The Houston school board hopes to keep the public from finding out who is in the running to be the next leader of the state’s largest school system until the field is narrowed down to a single candidate.
Houston Independent School District trustees agreed Thursday to keep secret the names of the candidates who interview for the superintendent’s job because the best candidates want their privacy protected, the trustees said. The decision is at odds with a request from the city’s largest business organization, the Greater Houston Partnership, which called for a transparent search shortly after Superintendent Abelardo Saavedra announced earlier this year that he will soon step down. . . ..
And here is the real story posted by Caroline Grannon on Saturday at Examiner.com (from an fearful insider). As you can see, the tentacles of Bloomberg and the School Deformers are struggling to get another urban school system in their grip in order to apply their preferred brand of cultural eugenics to the black and brown children of Houston:
The Wolf at the Door: Are school-reform radicals hijacking the Houston Independent School District's Superintendent process?
The Houston Independent School District (HISD) has avoided becoming just another urban system in perpetual crisis. Its leaders have encouraged racial and political moderation and incremental reforms. The district pioneered magnet programs, and continues to offer families a host of specialized, high-quality choices, particularly at the high-school level. Its students outperform school districts which have opted for radical reform in most categories of the recently published National Assessment of Educational Progress comparisons.
Now some members of HISD's nine-member elected school board want to change course and adopt drastic measures. They want Houston to follow in the footsteps of school districts like Philadelphia, Washington D. C., New Orleans and New York City by choosing a new superintendent in the mold of Michelle Rhee or Joel Klein [chancellors of D.C. and New York City schools, respectively].

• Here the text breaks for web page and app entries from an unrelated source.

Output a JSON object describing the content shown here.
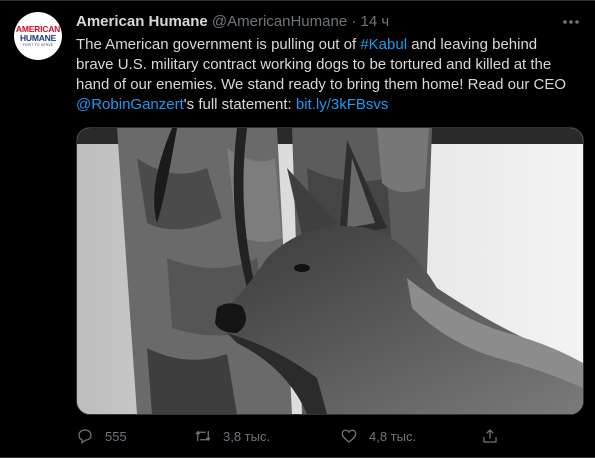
{
  "tweet": {
    "author": {
      "name": "American Humane",
      "handle": "@AmericanHumane",
      "avatar_text": {
        "line1": "AMERICAN",
        "line2": "HUMANE",
        "line3": "FIRST TO SERVE"
      }
    },
    "separator": "·",
    "time": "14 ч",
    "text": {
      "part1": "The American government is pulling out of ",
      "hashtag": "#Kabul",
      "part2": " and leaving behind brave U.S. military contract working dogs to be tortured and killed at the hand of our enemies. We stand ready to bring them home! Read our CEO ",
      "mention": "@RobinGanzert",
      "part3": "'s full statement: ",
      "url": "bit.ly/3kFBsvs"
    },
    "actions": {
      "reply_count": "555",
      "retweet_count": "3,8 тыс.",
      "like_count": "4,8 тыс."
    }
  },
  "colors": {
    "background": "#000000",
    "text": "#d9d9d9",
    "muted": "#6e767d",
    "link": "#1d9bf0",
    "divider": "#2f3336"
  },
  "icons": [
    "more-icon",
    "reply-icon",
    "retweet-icon",
    "like-icon",
    "share-icon"
  ]
}
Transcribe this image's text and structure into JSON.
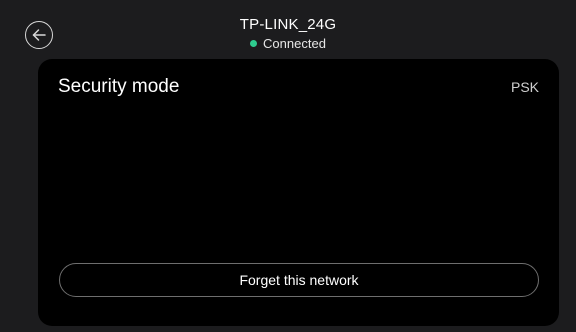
{
  "header": {
    "network_name": "TP-LINK_24G",
    "status": "Connected",
    "status_color": "#2ecc8f"
  },
  "icons": {
    "back": "arrow-left-icon",
    "status": "status-dot-icon"
  },
  "security": {
    "label": "Security mode",
    "value": "PSK"
  },
  "actions": {
    "forget_label": "Forget this network"
  },
  "colors": {
    "background": "#1c1c1e",
    "panel": "#000000",
    "text": "#ffffff",
    "button_border": "#6e6e6e"
  }
}
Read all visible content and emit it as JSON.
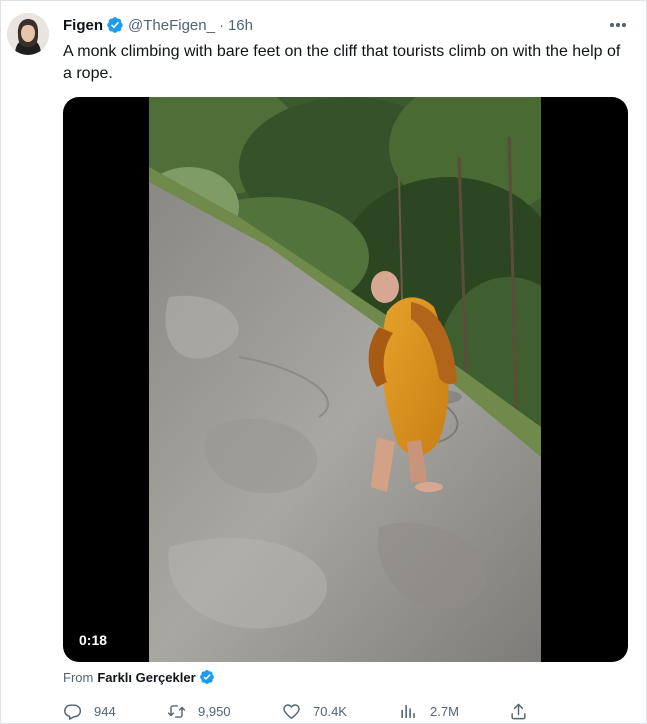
{
  "tweet": {
    "author_name": "Figen",
    "handle": "@TheFigen_",
    "separator": "·",
    "time": "16h",
    "text": "A monk climbing with bare feet on the cliff that tourists climb on with the help of a rope.",
    "verified": true
  },
  "media": {
    "type": "video",
    "duration": "0:18"
  },
  "source": {
    "prefix": "From",
    "name": "Farklı Gerçekler",
    "verified": true
  },
  "actions": {
    "replies": "944",
    "retweets": "9,950",
    "likes": "70.4K",
    "views": "2.7M"
  },
  "icons": {
    "verified": "verified-badge-icon",
    "more": "more-icon",
    "reply": "reply-icon",
    "retweet": "retweet-icon",
    "like": "heart-icon",
    "views": "views-icon",
    "share": "share-icon"
  },
  "colors": {
    "verified_blue": "#1d9bf0",
    "text_primary": "#0f1419",
    "text_secondary": "#536471"
  }
}
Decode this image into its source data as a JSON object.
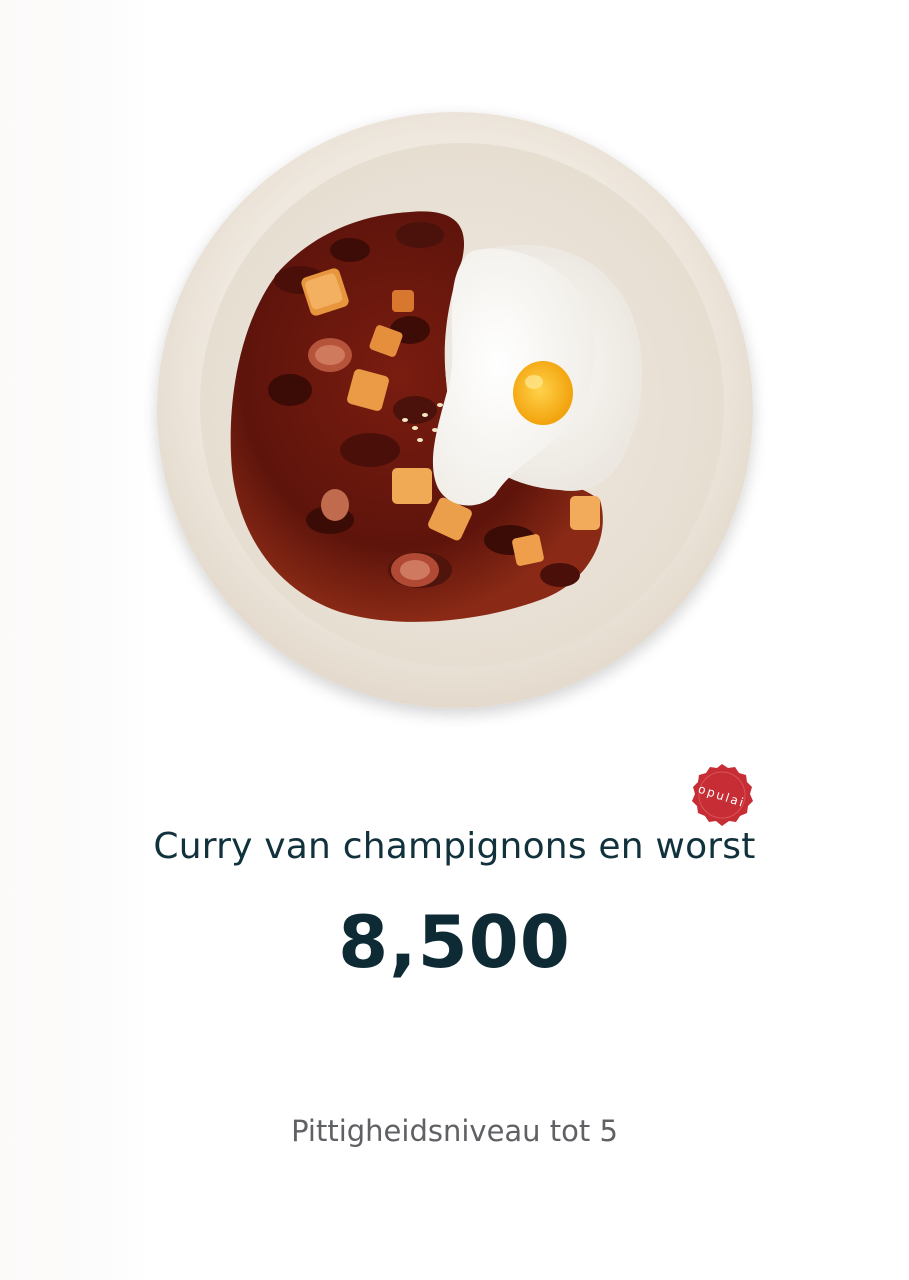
{
  "product": {
    "name": "Curry van champignons en worst",
    "price": "8,500",
    "spice_note": "Pittigheidsniveau tot 5"
  },
  "badge": {
    "text": "opulai",
    "color": "#c72d35"
  },
  "colors": {
    "title": "#11313c",
    "price": "#0e2b35",
    "spice": "#5f6164",
    "plate": "#ece5da"
  },
  "image": {
    "icon": "food-plate-photo"
  }
}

According to HISD board member Paula Harris, HISD has gone as far as it can under the current model of reform; now it needs a change agent to “shake up” the district, which she labels a “monstrosity.” Natasha Kamrani, wife of the CEO of YES PREP charter schools, has repeatedly mentioned both Rhee and Klein as the kind of leader HISD should pursue. Harvin C. Moore IV, a founding member of the KIPP board and its longtime treasurer, is another supporter of uprooting reform.
The school board selected the firm Heidrick & Struggles over four competing firms to manage its superintendent search. This is a sign the school board's reform-radicals may have their way. Heidrick & Struggles has a history of directing districts to candidates advocating charter schools and subcontracting to private agencies, specifically in Philadelphia and Buffalo. Heidrick & Struggles also has close ties to the charter-school movement and to Mayor Michael Bloomberg's mayoral control approach in New York City.
Richard Greene, a managing partner in Heidrick & Struggles’ Chicago headquarters, was recently the chief operating officer for the KIPP national foundation. KIPP plans a $100 million expansion in Houston. KIPP and its junior partner, YES PREP, hope to use this private money to create a separate school district of 21,000 students cut from the heart of HISD.
The Heidrick & Stuggles board of directors includes two high-level Bloomberg allies. Robert E. Knowling is the former founding CEO of the New York Leadership Academy, Mayor Bloomberg’s factory for churning out new principals who see things his way. Richard Beattie heads up New Visions for New Schools, a partnership nonprofit supporting Bloomberg's reforms in some New York City schools.
Beattie is also chairman of the Simpson Thacher & Bartlett law firm, which provided free legal services in arguably the most important school-finance suit in New York City's history. This suit brought several billion dollars in extra state funding to the city schools, which aids the big-spending mayor who has upped school spending by five billion bucks in five years.
One major candidate for Houston mayor, Councilman Peter Brown, has called for creating a mayor-controlled district from the inner-city portions of HISD, allowing more suburban areas to carve out new districts.
Heidrick & Struggles and school board members have emphasized that this search would be open and transparent, without a predetermined outcome. HISD Board President Lawrence Marshall has promised “100% transparency.” The firm has held 30 community and stakeholder meetings to come up with a job description and list of qualities the next district leader should have. The list turned out to be highly amorphous, including just about every imaginable positive quality one could desire in a political leader.
HISD's board is replacing Dr. Abelardo Saavadra, the first Hispanic to hold that position in a district where 60% of students are of Hispanic origin. Houston Chronicle columnist Lisa Falkenberg recently derided Saavedra for his lack of political savvy, and some on the school board seem to agree, nearly pushing him out last year.
Saavedra had a tendency to announce his policy proposals well ahead of time, and hold town-hall meetings all over the city before finalizing his decisions. In some cases, as when he sought to reduce transportation for magnet students this past spring, Saavedra was opposed by organized groups of parents and his proposals were nixed by the school board. This sort of popular revolt will not be a problem for future superintendents if advocates of mayoral control have their way.
Once Heidrick & Struggles presents its candidates to HISD's board, parents and teachers' organizations will have limited, if any, influence on the final decision. The search firm and the HISD board have decided to issue the name of only one finalist.